What is the rate of a chemical reaction?
The rate of a chemical reaction is the speed at which reactants are converted into products. It’s usually measured in terms of the concentration of a substance that is consumed or produced in a unit of time.
- What factors influence the rate of a chemical reaction?
The rate of a chemical reaction can be influenced by several factors including concentration of reactants, temperature, presence of a catalyst, and the surface area of solid reactants.
- What is the collision theory in the context of reaction rates?
The collision theory states that in order for a reaction to occur, particles must collide with the correct orientation and with sufficient energy (equal to or greater than the activation energy).
- How does the concentration of reactants affect the reaction rate?
As the concentration of reactants increases, the rate of reaction usually increases as well. This is because there are more particles in the same space, leading to more collisions and hence, more successful reactions.
- How does temperature affect the reaction rate?
Increasing temperature typically increases the reaction rate. Higher temperatures mean more kinetic energy for particles, which leads to more collisions and thus more successful reactions.
- What is the role of a catalyst in a chemical reaction?
A catalyst is a substance that speeds up a chemical reaction by lowering the activation energy, but it’s not consumed in the process, meaning it can be used repeatedly.
- What is activation energy (Ea) in a chemical reaction?
Activation energy is the minimum energy that reactant molecules must have in order to successfully react and form products.
- What is the Arrhenius equation and how is it related to reaction rates?
The Arrhenius equation is k = Ae^(-Ea/RT), where k is the reaction rate coefficient, A is the pre-exponential factor (also known as frequency factor), Ea is the activation energy, R is the gas constant, and T is the temperature in Kelvin. It describes how the reaction rate constant k changes with temperature.
- What is the rate law of a chemical reaction?
The rate law is a mathematical relationship obtained by comparing reaction rates with concentrations of reactants. It typically has the form: rate = k[A]^m[B]^n, where [A] and [B] are the concentrations of the reactants, k is the rate constant, and m and n are the reaction orders.
- How is the rate constant (k) related to temperature and activation energy?
The rate constant (k) increases with temperature and decreases with activation energy, as described by the Arrhenius equation.
- What does it mean when a reaction is first order with respect to a certain reactant?
It means that the rate of reaction is directly proportional to the concentration of that reactant.

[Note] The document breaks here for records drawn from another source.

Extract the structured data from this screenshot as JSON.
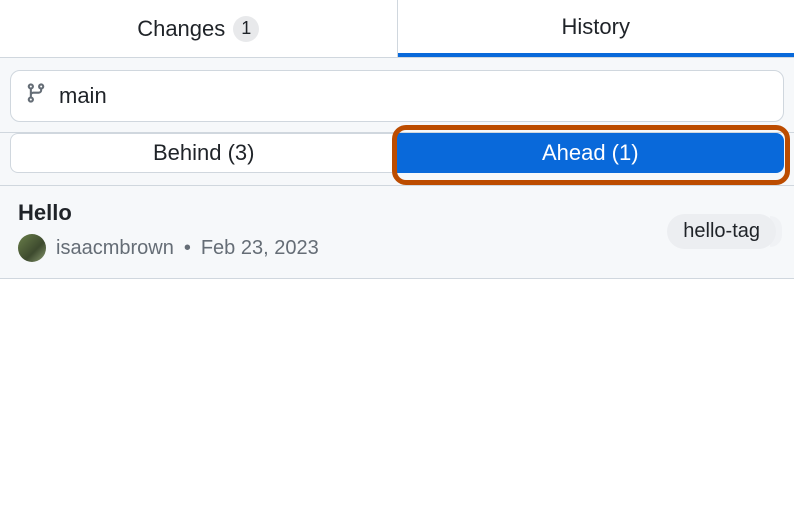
{
  "tabs": {
    "changes_label": "Changes",
    "changes_count": "1",
    "history_label": "History"
  },
  "branch": {
    "name": "main"
  },
  "segmented": {
    "behind_label": "Behind (3)",
    "ahead_label": "Ahead (1)"
  },
  "commits": [
    {
      "title": "Hello",
      "author": "isaacmbrown",
      "separator": "•",
      "date": "Feb 23, 2023",
      "tag": "hello-tag"
    }
  ],
  "colors": {
    "accent": "#0969da",
    "highlight": "#bc4c00"
  }
}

If the concentration of the reactant is doubled, the rate of reaction also doubles.
- What does a zero-order reaction imply?

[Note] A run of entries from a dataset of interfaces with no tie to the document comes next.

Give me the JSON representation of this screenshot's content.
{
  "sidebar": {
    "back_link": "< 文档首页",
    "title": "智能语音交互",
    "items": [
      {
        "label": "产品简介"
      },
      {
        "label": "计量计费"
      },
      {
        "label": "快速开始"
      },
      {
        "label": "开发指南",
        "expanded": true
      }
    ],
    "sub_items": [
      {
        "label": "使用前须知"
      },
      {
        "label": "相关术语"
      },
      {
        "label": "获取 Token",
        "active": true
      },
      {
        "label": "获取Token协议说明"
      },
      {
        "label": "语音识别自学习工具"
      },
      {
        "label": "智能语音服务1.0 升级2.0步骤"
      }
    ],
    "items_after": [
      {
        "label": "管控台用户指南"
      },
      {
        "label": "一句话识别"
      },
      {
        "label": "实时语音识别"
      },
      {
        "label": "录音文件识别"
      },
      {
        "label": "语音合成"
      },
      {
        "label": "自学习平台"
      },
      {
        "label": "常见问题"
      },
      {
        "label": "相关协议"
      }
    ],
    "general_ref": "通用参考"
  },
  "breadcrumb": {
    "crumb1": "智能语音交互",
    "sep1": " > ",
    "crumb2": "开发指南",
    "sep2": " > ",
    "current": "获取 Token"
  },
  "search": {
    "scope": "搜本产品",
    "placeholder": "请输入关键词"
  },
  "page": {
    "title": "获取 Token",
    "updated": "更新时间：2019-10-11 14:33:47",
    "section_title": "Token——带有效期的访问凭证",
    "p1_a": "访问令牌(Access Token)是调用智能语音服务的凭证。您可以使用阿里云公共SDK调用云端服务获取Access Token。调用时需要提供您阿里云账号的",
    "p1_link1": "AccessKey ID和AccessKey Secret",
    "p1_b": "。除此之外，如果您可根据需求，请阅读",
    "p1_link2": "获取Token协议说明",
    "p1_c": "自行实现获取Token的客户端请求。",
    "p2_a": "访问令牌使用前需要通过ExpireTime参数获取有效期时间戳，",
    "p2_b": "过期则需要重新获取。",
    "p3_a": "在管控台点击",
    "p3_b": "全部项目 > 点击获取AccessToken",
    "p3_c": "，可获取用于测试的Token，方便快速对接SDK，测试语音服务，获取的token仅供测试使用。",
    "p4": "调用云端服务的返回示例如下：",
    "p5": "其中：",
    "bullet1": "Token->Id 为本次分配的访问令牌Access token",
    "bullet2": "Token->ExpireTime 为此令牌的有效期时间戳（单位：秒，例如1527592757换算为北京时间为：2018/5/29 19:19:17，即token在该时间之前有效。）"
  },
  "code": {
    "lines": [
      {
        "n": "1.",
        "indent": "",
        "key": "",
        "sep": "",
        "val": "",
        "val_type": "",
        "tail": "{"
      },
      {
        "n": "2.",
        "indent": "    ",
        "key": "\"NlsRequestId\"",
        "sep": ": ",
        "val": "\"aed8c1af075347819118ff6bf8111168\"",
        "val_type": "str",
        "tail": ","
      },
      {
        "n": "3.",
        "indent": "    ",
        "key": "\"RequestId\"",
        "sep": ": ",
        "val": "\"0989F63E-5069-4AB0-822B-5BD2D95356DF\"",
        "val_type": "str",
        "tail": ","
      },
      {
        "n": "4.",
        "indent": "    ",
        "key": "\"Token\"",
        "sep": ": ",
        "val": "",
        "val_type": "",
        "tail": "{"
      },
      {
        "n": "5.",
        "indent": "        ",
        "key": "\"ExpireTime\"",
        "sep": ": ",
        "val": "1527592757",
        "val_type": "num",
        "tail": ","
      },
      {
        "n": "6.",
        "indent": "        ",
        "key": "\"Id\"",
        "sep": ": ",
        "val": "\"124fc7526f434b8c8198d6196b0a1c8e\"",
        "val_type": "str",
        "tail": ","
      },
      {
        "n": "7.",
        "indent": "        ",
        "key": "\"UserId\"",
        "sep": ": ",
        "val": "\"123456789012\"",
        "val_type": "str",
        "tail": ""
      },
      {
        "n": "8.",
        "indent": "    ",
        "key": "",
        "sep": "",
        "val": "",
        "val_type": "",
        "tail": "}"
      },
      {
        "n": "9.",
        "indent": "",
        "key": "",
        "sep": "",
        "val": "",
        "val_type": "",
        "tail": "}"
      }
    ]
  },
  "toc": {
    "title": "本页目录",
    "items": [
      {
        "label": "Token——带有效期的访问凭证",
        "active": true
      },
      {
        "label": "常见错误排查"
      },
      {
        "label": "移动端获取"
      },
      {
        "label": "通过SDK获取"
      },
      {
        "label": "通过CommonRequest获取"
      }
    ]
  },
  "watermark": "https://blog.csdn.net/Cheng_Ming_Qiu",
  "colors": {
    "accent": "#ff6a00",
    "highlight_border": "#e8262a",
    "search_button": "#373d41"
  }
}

A zero-order reaction is one where the rate of reaction does not depend on the concentration of the reactant(s). The rate remains constant.
- What is the half-life of a reaction?
The half-life of a reaction is the time it takes for the concentration of a reactant to decrease by half.
- How is the half-life related to the rate constant in a first-order reaction?
For a first-order reaction, the half-life is inversely proportional to the rate constant, and it is given by the formula t½ = 0.693/k.
- What is meant by the term ‘rate-determining step’ in a chemical reaction?
The rate-determining step is the slowest step in a reaction mechanism. It determines the overall rate of the reaction because the reaction cannot proceed faster than this slowest step.
- What is the difference between a homogeneous and a heterogeneous catalyst?
A homogeneous catalyst is in the same phase as the reactants, while a heterogeneous catalyst is in a different phase from the reactants.
- What is the difference between endothermic and exothermic reactions in terms of energy change?
In an exothermic reaction, energy is released, usually in the form of heat. In an endothermic reaction, energy is absorbed from the surroundings.
- How does pressure affect the rate of a gas reaction?
Increasing pressure typically increases the rate of a gas reaction because it effectively increases the concentration of the gas molecules, leading to more frequent collisions.
- What does a reaction mechanism tell you about a reaction?
A reaction mechanism describes the sequence of elementary steps that make up an overall reaction. It gives detailed insight into the pathway of a reaction, including the formation and consumption of intermediates.
- What does a negative sign in a rate of reaction equation represent?
A negative sign in a rate of reaction equation indicates that a reactant is being consumed. It’s used to show that the concentration of a reactant decreases over time.